Top Rules for Mystery Writing
More than any other kind of genre writing, mystery writing tends to follow standard rules. It is because readers of mysteries are looking for a particular experience. These readers are looking for the intellectual challenge of solving a crime before the detective does, and they want the pleasure of knowing that everything will come together in the end.
Of course, the best way to test the rules of mystery writing is to read many books in the genre. This way you can see how other writers use the rules, and how they're able to get away with breaking them. But before you attempt to break the rules, read the rules below and see how your work adheres to the rules, and how it deviates from them.
In Mystery Writing, Plot is Everything
The Crime Should be Violent, Preferably a Murder
For many readers, only murder justifies the effort of reading a 300-page book while suitably testing your detective's powers. However, it's worth noting that other types of violence (such as rape, child molestation, and cruelty to animals) are taboo enough to warrant a mystery novel.
The Detective Should Solve the Case Using Only Rational and Scientific Methods

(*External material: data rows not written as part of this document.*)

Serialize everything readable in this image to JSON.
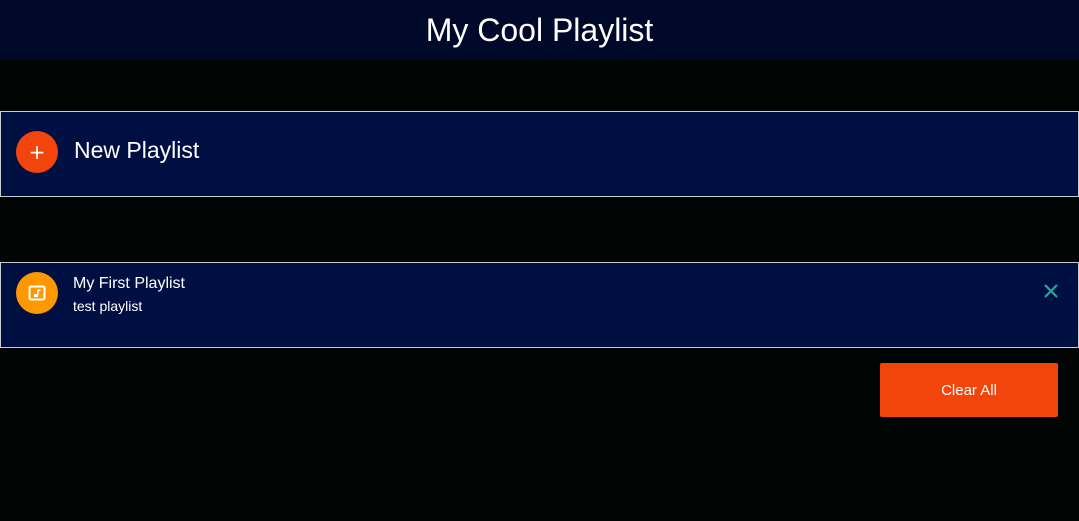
{
  "header": {
    "title": "My Cool Playlist"
  },
  "new_playlist": {
    "icon": "plus-icon",
    "icon_glyph": "+",
    "label": "New Playlist"
  },
  "playlists": [
    {
      "icon": "music-note-icon",
      "title": "My First Playlist",
      "subtitle": "test playlist",
      "remove_icon": "close-icon"
    }
  ],
  "actions": {
    "clear_all_label": "Clear All"
  },
  "colors": {
    "background": "#010604",
    "header": "#000929",
    "card": "#000f42",
    "accent": "#f1450b",
    "playlist_icon": "#ff9800",
    "close": "#26a69a"
  }
}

Keep in mind this oath written by G.K. Chesterton for the British Detection Club, "Do you promise that your detectives shall well and truly detect the crimes presented to them using those wits which it may please you to bestow on them and not placing reliance on nor making use of Divine Revelation, Feminine Intuition, Mumbo Jumbo, Jiggery-Pokery, Coincidence, or Act of God?"
Wait as Long as Possible to Reveal the Culprit

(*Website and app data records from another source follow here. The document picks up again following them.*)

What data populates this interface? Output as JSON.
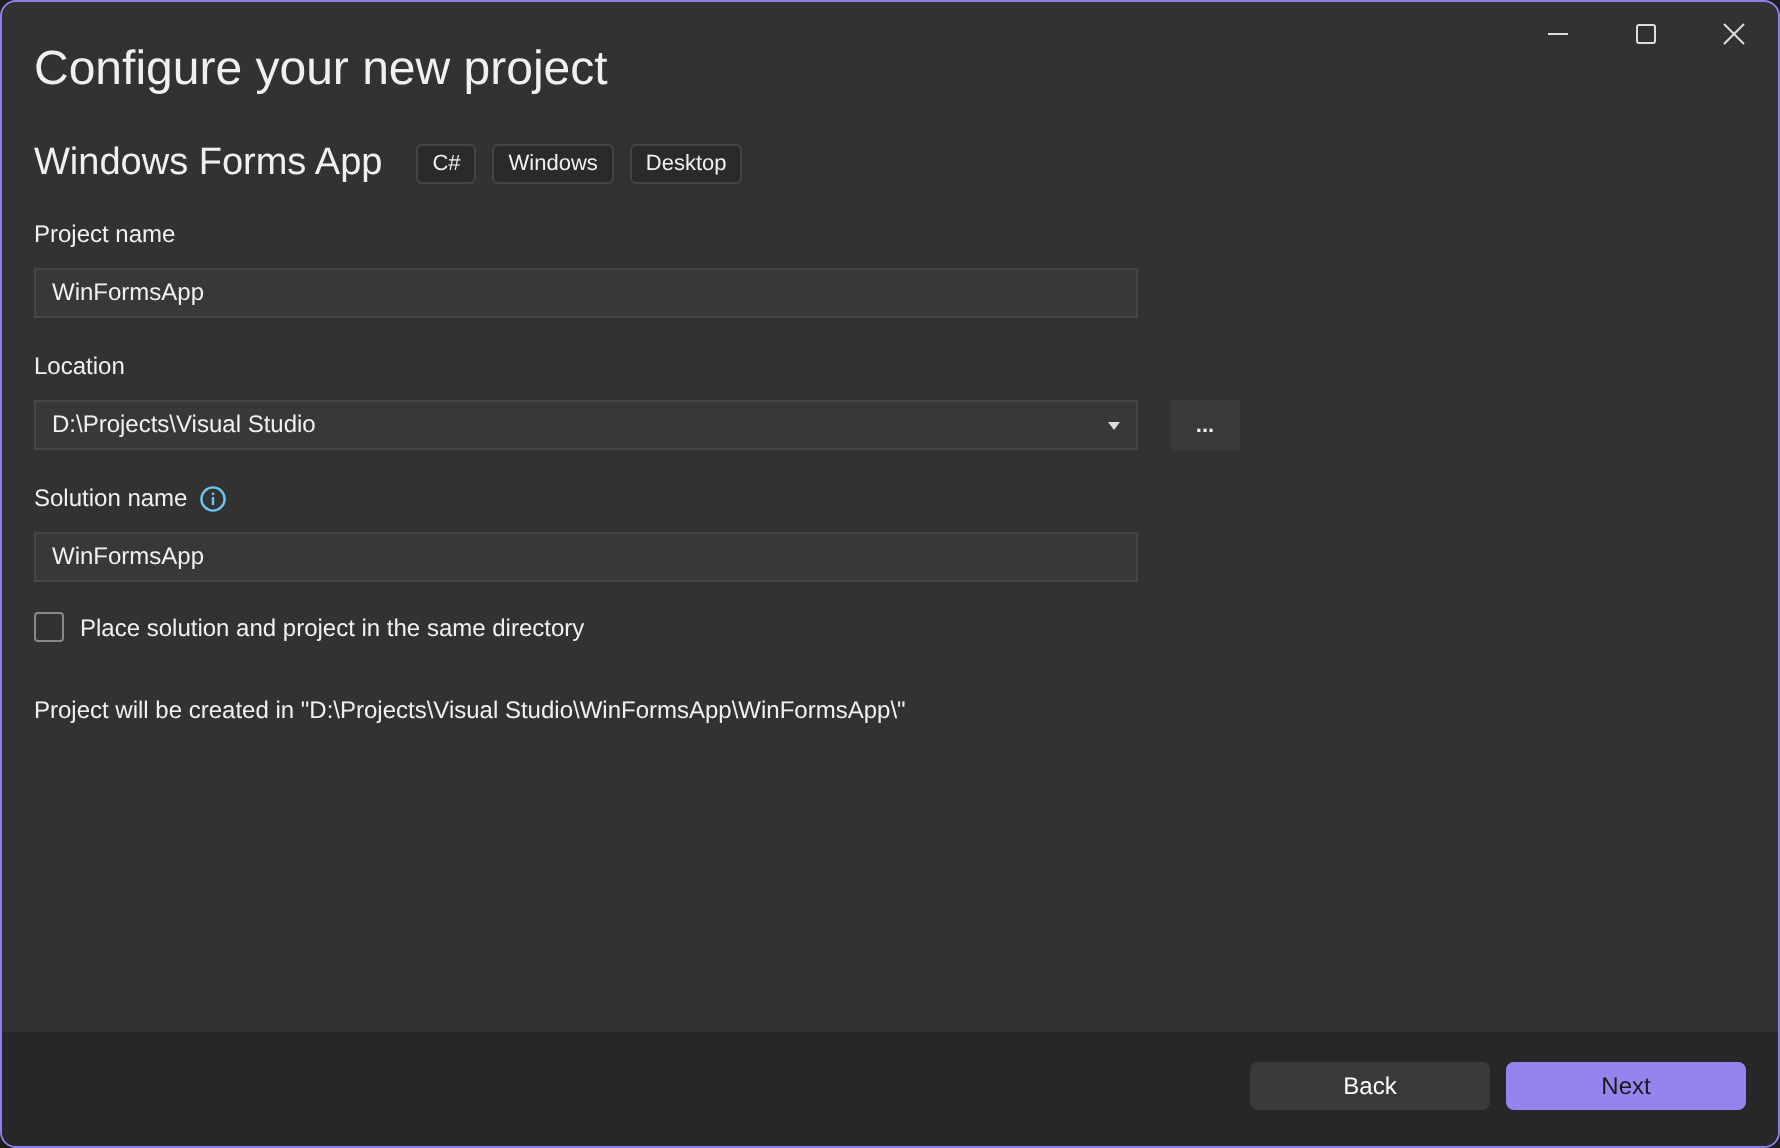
{
  "window": {
    "title": "Configure your new project"
  },
  "project": {
    "name": "Windows Forms App",
    "tags": [
      "C#",
      "Windows",
      "Desktop"
    ]
  },
  "fields": [
    {
      "kind": "text",
      "label": "Project name",
      "value": "WinFormsApp",
      "info": false
    },
    {
      "kind": "dropdown",
      "label": "Location",
      "value": "D:\\Projects\\Visual Studio",
      "browse": "...",
      "info": false
    },
    {
      "kind": "text",
      "label": "Solution name",
      "value": "WinFormsApp",
      "info": true
    }
  ],
  "checkbox": {
    "label": "Place solution and project in the same directory",
    "checked": false
  },
  "summary": "Project will be created in \"D:\\Projects\\Visual Studio\\WinFormsApp\\WinFormsApp\\\"",
  "buttons": [
    {
      "label": "Back",
      "primary": false
    },
    {
      "label": "Next",
      "primary": true
    }
  ]
}
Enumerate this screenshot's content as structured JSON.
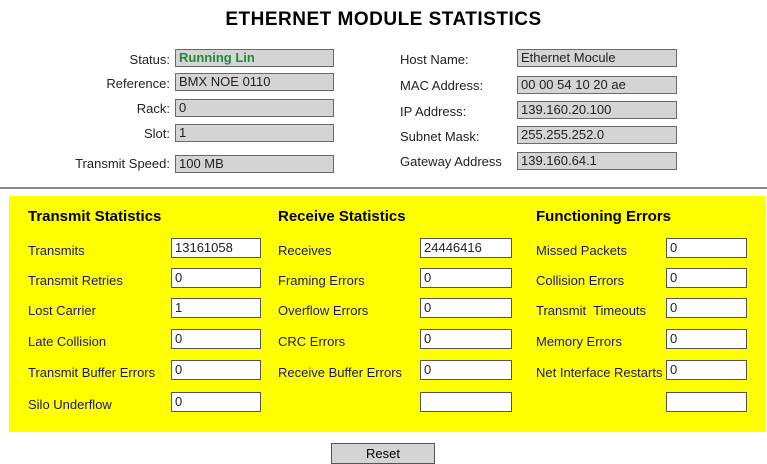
{
  "title": "ETHERNET MODULE STATISTICS",
  "info_left": [
    {
      "label": "Status:",
      "value": "Running Lin"
    },
    {
      "label": "Reference:",
      "value": "BMX NOE 0110"
    },
    {
      "label": "Rack:",
      "value": "0"
    },
    {
      "label": "Slot:",
      "value": "1"
    },
    {
      "label": "Transmit Speed:",
      "value": "100 MB"
    }
  ],
  "info_right": [
    {
      "label": "Host Name:",
      "value": "Ethernet Mocule"
    },
    {
      "label": "MAC Address:",
      "value": "00 00 54 10 20 ae"
    },
    {
      "label": "IP Address:",
      "value": "139.160.20.100"
    },
    {
      "label": "Subnet Mask:",
      "value": "255.255.252.0"
    },
    {
      "label": "Gateway Address",
      "value": "139.160.64.1"
    }
  ],
  "transmit": {
    "heading": "Transmit Statistics",
    "rows": [
      {
        "label": "Transmits",
        "value": "13161058"
      },
      {
        "label": "Transmit Retries",
        "value": "0"
      },
      {
        "label": "Lost Carrier",
        "value": "1"
      },
      {
        "label": "Late Collision",
        "value": "0"
      },
      {
        "label": "Transmit Buffer Errors",
        "value": "0"
      },
      {
        "label": "Silo Underflow",
        "value": "0"
      }
    ]
  },
  "receive": {
    "heading": "Receive Statistics",
    "rows": [
      {
        "label": "Receives",
        "value": "24446416"
      },
      {
        "label": "Framing Errors",
        "value": "0"
      },
      {
        "label": "Overflow Errors",
        "value": "0"
      },
      {
        "label": "CRC Errors",
        "value": "0"
      },
      {
        "label": "Receive Buffer Errors",
        "value": "0"
      },
      {
        "label": "",
        "value": ""
      }
    ]
  },
  "errors": {
    "heading": "Functioning Errors",
    "rows": [
      {
        "label": "Missed Packets",
        "value": "0"
      },
      {
        "label": "Collision Errors",
        "value": "0"
      },
      {
        "label": "Transmit  Timeouts",
        "value": "0"
      },
      {
        "label": "Memory Errors",
        "value": "0"
      },
      {
        "label": "Net Interface Restarts",
        "value": "0"
      },
      {
        "label": "",
        "value": ""
      }
    ]
  },
  "reset_label": "Reset",
  "colors": {
    "panel": "#ffff00",
    "status_text": "#1f8a3a",
    "readonly_field": "#d4d4d4"
  }
}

People are reading to find out, or figure out, the whodunit. If you provide readers with the answer too early in the book, the reader will have no reason to continue reading.